Excerpts from an interface dataset
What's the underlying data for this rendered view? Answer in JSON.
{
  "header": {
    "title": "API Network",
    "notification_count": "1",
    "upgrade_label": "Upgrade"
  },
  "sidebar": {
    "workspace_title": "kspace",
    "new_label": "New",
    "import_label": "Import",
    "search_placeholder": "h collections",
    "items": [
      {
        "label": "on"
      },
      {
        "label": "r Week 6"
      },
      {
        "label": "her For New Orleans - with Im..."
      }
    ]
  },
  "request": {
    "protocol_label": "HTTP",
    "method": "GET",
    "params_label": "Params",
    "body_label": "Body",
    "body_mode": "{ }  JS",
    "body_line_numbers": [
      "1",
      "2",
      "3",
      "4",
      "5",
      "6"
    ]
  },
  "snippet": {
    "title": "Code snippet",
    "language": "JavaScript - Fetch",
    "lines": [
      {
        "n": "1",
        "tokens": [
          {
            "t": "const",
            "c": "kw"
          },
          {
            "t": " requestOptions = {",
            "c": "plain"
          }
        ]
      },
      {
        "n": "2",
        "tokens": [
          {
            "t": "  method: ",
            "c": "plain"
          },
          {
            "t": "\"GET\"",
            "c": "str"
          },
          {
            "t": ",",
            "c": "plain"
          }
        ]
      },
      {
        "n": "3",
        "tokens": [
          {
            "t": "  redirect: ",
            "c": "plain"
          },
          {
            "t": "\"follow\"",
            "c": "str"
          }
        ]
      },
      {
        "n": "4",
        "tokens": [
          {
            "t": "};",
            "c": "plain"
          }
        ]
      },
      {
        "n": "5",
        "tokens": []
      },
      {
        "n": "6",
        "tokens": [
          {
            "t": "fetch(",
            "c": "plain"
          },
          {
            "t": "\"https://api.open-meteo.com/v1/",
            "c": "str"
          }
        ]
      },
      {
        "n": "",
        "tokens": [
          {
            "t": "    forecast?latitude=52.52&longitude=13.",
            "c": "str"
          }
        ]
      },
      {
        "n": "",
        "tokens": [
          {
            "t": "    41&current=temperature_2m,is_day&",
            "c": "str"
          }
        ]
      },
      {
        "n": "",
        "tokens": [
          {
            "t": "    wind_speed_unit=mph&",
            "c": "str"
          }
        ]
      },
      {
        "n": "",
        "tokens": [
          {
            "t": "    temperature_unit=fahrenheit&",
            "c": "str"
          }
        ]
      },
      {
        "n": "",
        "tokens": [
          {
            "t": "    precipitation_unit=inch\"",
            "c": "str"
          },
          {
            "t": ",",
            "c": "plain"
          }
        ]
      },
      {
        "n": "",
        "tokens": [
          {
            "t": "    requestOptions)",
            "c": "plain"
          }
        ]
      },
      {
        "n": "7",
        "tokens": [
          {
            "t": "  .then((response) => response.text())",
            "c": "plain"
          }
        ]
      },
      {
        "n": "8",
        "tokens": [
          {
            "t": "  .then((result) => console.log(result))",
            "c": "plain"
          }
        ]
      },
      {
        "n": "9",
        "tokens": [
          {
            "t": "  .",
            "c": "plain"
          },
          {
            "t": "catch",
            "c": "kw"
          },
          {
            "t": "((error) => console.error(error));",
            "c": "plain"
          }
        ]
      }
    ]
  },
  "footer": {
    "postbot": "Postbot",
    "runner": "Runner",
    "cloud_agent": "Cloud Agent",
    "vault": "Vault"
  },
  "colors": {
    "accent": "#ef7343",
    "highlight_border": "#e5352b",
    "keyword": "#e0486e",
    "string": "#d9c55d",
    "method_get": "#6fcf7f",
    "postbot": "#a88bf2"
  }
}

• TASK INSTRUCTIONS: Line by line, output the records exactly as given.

• RESULT:
What's the underlying data for this rendered view? Answer in JSON.
{
  "header": {
    "title": "API Network",
    "notification_count": "1",
    "upgrade_label": "Upgrade"
  },
  "sidebar": {
    "workspace_title": "kspace",
    "new_label": "New",
    "import_label": "Import",
    "search_placeholder": "h collections",
    "items": [
      {
        "label": "on"
      },
      {
        "label": "r Week 6"
      },
      {
        "label": "her For New Orleans - with Im..."
      }
    ]
  },
  "request": {
    "protocol_label": "HTTP",
    "method": "GET",
    "params_label": "Params",
    "body_label": "Body",
    "body_mode": "{ }  JS",
    "body_line_numbers": [
      "1",
      "2",
      "3",
      "4",
      "5",
      "6"
    ]
  },
  "snippet": {
    "title": "Code snippet",
    "language": "JavaScript - Fetch",
    "lines": [
      {
        "n": "1",
        "tokens": [
          {
            "t": "const",
            "c": "kw"
          },
          {
            "t": " requestOptions = {",
            "c": "plain"
          }
        ]
      },
      {
        "n": "2",
        "tokens": [
          {
            "t": "  method: ",
            "c": "plain"
          },
          {
            "t": "\"GET\"",
            "c": "str"
          },
          {
            "t": ",",
            "c": "plain"
          }
        ]
      },
      {
        "n": "3",
        "tokens": [
          {
            "t": "  redirect: ",
            "c": "plain"
          },
          {
            "t": "\"follow\"",
            "c": "str"
          }
        ]
      },
      {
        "n": "4",
        "tokens": [
          {
            "t": "};",
            "c": "plain"
          }
        ]
      },
      {
        "n": "5",
        "tokens": []
      },
      {
        "n": "6",
        "tokens": [
          {
            "t": "fetch(",
            "c": "plain"
          },
          {
            "t": "\"https://api.open-meteo.com/v1/",
            "c": "str"
          }
        ]
      },
      {
        "n": "",
        "tokens": [
          {
            "t": "    forecast?latitude=52.52&longitude=13.",
            "c": "str"
          }
        ]
      },
      {
        "n": "",
        "tokens": [
          {
            "t": "    41&current=temperature_2m,is_day&",
            "c": "str"
          }
        ]
      },
      {
        "n": "",
        "tokens": [
          {
            "t": "    wind_speed_unit=mph&",
            "c": "str"
          }
        ]
      },
      {
        "n": "",
        "tokens": [
          {
            "t": "    temperature_unit=fahrenheit&",
            "c": "str"
          }
        ]
      },
      {
        "n": "",
        "tokens": [
          {
            "t": "    precipitation_unit=inch\"",
            "c": "str"
          },
          {
            "t": ",",
            "c": "plain"
          }
        ]
      },
      {
        "n": "",
        "tokens": [
          {
            "t": "    requestOptions)",
            "c": "plain"
          }
        ]
      },
      {
        "n": "7",
        "tokens": [
          {
            "t": "  .then((response) => response.text())",
            "c": "plain"
          }
        ]
      },
      {
        "n": "8",
        "tokens": [
          {
            "t": "  .then((result) => console.log(result))",
            "c": "plain"
          }
        ]
      },
      {
        "n": "9",
        "tokens": [
          {
            "t": "  .",
            "c": "plain"
          },
          {
            "t": "catch",
            "c": "kw"
          },
          {
            "t": "((error) => console.error(error));",
            "c": "plain"
          }
        ]
      }
    ]
  },
  "footer": {
    "postbot": "Postbot",
    "runner": "Runner",
    "cloud_agent": "Cloud Agent",
    "vault": "Vault"
  },
  "colors": {
    "accent": "#ef7343",
    "highlight_border": "#e5352b",
    "keyword": "#e0486e",
    "string": "#d9c55d",
    "method_get": "#6fcf7f",
    "postbot": "#a88bf2"
  }
}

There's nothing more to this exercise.